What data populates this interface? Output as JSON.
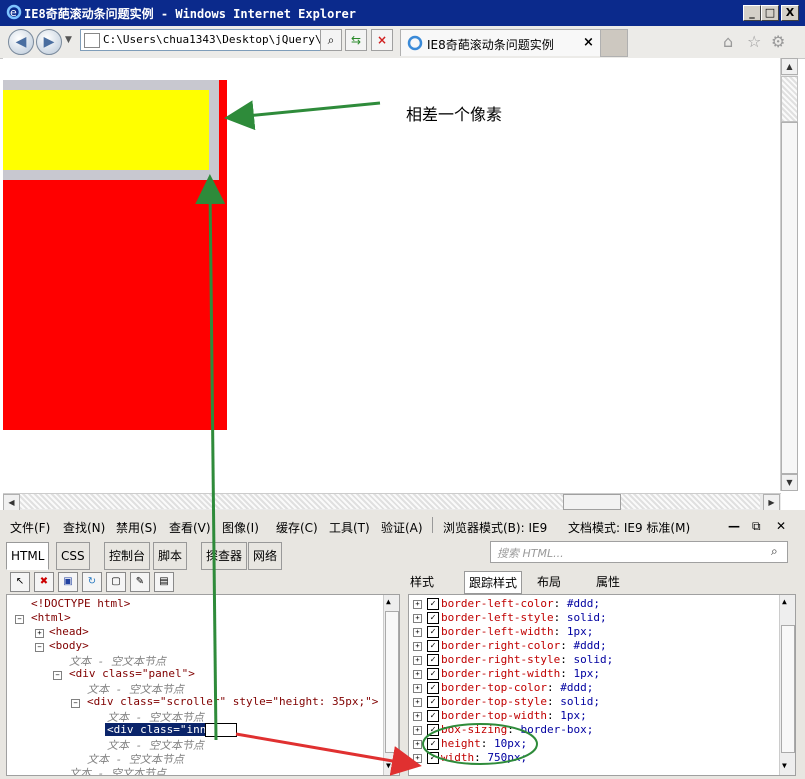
{
  "window": {
    "title": "IE8奇葩滚动条问题实例 - Windows Internet Explorer",
    "min": "_",
    "max": "□",
    "close": "X"
  },
  "nav": {
    "back": "◀",
    "forward": "▶",
    "address": "C:\\Users\\chua1343\\Desktop\\jQuery\\",
    "tab_title": "IE8奇葩滚动条问题实例",
    "tab_close": "×"
  },
  "page": {
    "annotation": "相差一个像素"
  },
  "devtools": {
    "menu": [
      "文件(F)",
      "查找(N)",
      "禁用(S)",
      "查看(V)",
      "图像(I)",
      "缓存(C)",
      "工具(T)",
      "验证(A)"
    ],
    "browser_mode": "浏览器模式(B): IE9",
    "doc_mode": "文档模式: IE9 标准(M)",
    "tabs": [
      "HTML",
      "CSS",
      "控制台",
      "脚本",
      "探查器",
      "网络"
    ],
    "search_placeholder": "搜索 HTML...",
    "right_tabs": [
      "样式",
      "跟踪样式",
      "布局",
      "属性"
    ],
    "tree": [
      "<!DOCTYPE html>",
      "<html>",
      "<head>",
      "<body>",
      "文本 - 空文本节点",
      "<div class=\"panel\">",
      "文本 - 空文本节点",
      "<div class=\"scroller\" style=\"height: 35px;\">",
      "文本 - 空文本节点",
      "<div class=\"inner",
      "文本 - 空文本节点",
      "文本 - 空文本节点",
      "文本 - 空文本节点"
    ],
    "styles": [
      {
        "prop": "border-left-color",
        "val": "#ddd;"
      },
      {
        "prop": "border-left-style",
        "val": "solid;"
      },
      {
        "prop": "border-left-width",
        "val": "1px;"
      },
      {
        "prop": "border-right-color",
        "val": "#ddd;"
      },
      {
        "prop": "border-right-style",
        "val": "solid;"
      },
      {
        "prop": "border-right-width",
        "val": "1px;"
      },
      {
        "prop": "border-top-color",
        "val": "#ddd;"
      },
      {
        "prop": "border-top-style",
        "val": "solid;"
      },
      {
        "prop": "border-top-width",
        "val": "1px;"
      },
      {
        "prop": "box-sizing",
        "val": "border-box;"
      },
      {
        "prop": "height",
        "val": "10px;"
      },
      {
        "prop": "width",
        "val": "750px;"
      }
    ]
  },
  "colors": {
    "yellow": "#ffff00",
    "red": "#ff0000",
    "arrow_green": "#2e8b3a",
    "arrow_red": "#e03030"
  }
}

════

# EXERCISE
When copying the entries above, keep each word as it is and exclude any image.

# RESPONSE AREA
What data populates this interface? Output as JSON.
{
  "window": {
    "title": "IE8奇葩滚动条问题实例 - Windows Internet Explorer",
    "min": "_",
    "max": "□",
    "close": "X"
  },
  "nav": {
    "back": "◀",
    "forward": "▶",
    "address": "C:\\Users\\chua1343\\Desktop\\jQuery\\",
    "tab_title": "IE8奇葩滚动条问题实例",
    "tab_close": "×"
  },
  "page": {
    "annotation": "相差一个像素"
  },
  "devtools": {
    "menu": [
      "文件(F)",
      "查找(N)",
      "禁用(S)",
      "查看(V)",
      "图像(I)",
      "缓存(C)",
      "工具(T)",
      "验证(A)"
    ],
    "browser_mode": "浏览器模式(B): IE9",
    "doc_mode": "文档模式: IE9 标准(M)",
    "tabs": [
      "HTML",
      "CSS",
      "控制台",
      "脚本",
      "探查器",
      "网络"
    ],
    "search_placeholder": "搜索 HTML...",
    "right_tabs": [
      "样式",
      "跟踪样式",
      "布局",
      "属性"
    ],
    "tree": [
      "<!DOCTYPE html>",
      "<html>",
      "<head>",
      "<body>",
      "文本 - 空文本节点",
      "<div class=\"panel\">",
      "文本 - 空文本节点",
      "<div class=\"scroller\" style=\"height: 35px;\">",
      "文本 - 空文本节点",
      "<div class=\"inner",
      "文本 - 空文本节点",
      "文本 - 空文本节点",
      "文本 - 空文本节点"
    ],
    "styles": [
      {
        "prop": "border-left-color",
        "val": "#ddd;"
      },
      {
        "prop": "border-left-style",
        "val": "solid;"
      },
      {
        "prop": "border-left-width",
        "val": "1px;"
      },
      {
        "prop": "border-right-color",
        "val": "#ddd;"
      },
      {
        "prop": "border-right-style",
        "val": "solid;"
      },
      {
        "prop": "border-right-width",
        "val": "1px;"
      },
      {
        "prop": "border-top-color",
        "val": "#ddd;"
      },
      {
        "prop": "border-top-style",
        "val": "solid;"
      },
      {
        "prop": "border-top-width",
        "val": "1px;"
      },
      {
        "prop": "box-sizing",
        "val": "border-box;"
      },
      {
        "prop": "height",
        "val": "10px;"
      },
      {
        "prop": "width",
        "val": "750px;"
      }
    ]
  },
  "colors": {
    "yellow": "#ffff00",
    "red": "#ff0000",
    "arrow_green": "#2e8b3a",
    "arrow_red": "#e03030"
  }
}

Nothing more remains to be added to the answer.